Exercise details: Retype all of the data that follows, line for line.

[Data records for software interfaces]
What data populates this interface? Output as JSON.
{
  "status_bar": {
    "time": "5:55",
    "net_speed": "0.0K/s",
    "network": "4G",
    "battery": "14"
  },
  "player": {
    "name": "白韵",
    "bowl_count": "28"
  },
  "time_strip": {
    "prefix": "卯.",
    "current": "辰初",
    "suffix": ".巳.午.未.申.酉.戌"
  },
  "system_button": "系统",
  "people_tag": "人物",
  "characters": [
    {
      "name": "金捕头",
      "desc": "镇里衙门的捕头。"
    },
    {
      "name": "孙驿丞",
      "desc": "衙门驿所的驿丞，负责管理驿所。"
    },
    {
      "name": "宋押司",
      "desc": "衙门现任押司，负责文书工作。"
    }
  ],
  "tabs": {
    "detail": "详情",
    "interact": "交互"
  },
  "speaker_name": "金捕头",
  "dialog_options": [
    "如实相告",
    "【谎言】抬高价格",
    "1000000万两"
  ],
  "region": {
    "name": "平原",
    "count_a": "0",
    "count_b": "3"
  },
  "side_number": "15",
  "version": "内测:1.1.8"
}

Final answer:
What data populates this interface? Output as JSON.
{
  "status_bar": {
    "time": "5:55",
    "net_speed": "0.0K/s",
    "network": "4G",
    "battery": "14"
  },
  "player": {
    "name": "白韵",
    "bowl_count": "28"
  },
  "time_strip": {
    "prefix": "卯.",
    "current": "辰初",
    "suffix": ".巳.午.未.申.酉.戌"
  },
  "system_button": "系统",
  "people_tag": "人物",
  "characters": [
    {
      "name": "金捕头",
      "desc": "镇里衙门的捕头。"
    },
    {
      "name": "孙驿丞",
      "desc": "衙门驿所的驿丞，负责管理驿所。"
    },
    {
      "name": "宋押司",
      "desc": "衙门现任押司，负责文书工作。"
    }
  ],
  "tabs": {
    "detail": "详情",
    "interact": "交互"
  },
  "speaker_name": "金捕头",
  "dialog_options": [
    "如实相告",
    "【谎言】抬高价格",
    "1000000万两"
  ],
  "region": {
    "name": "平原",
    "count_a": "0",
    "count_b": "3"
  },
  "side_number": "15",
  "version": "内测:1.1.8"
}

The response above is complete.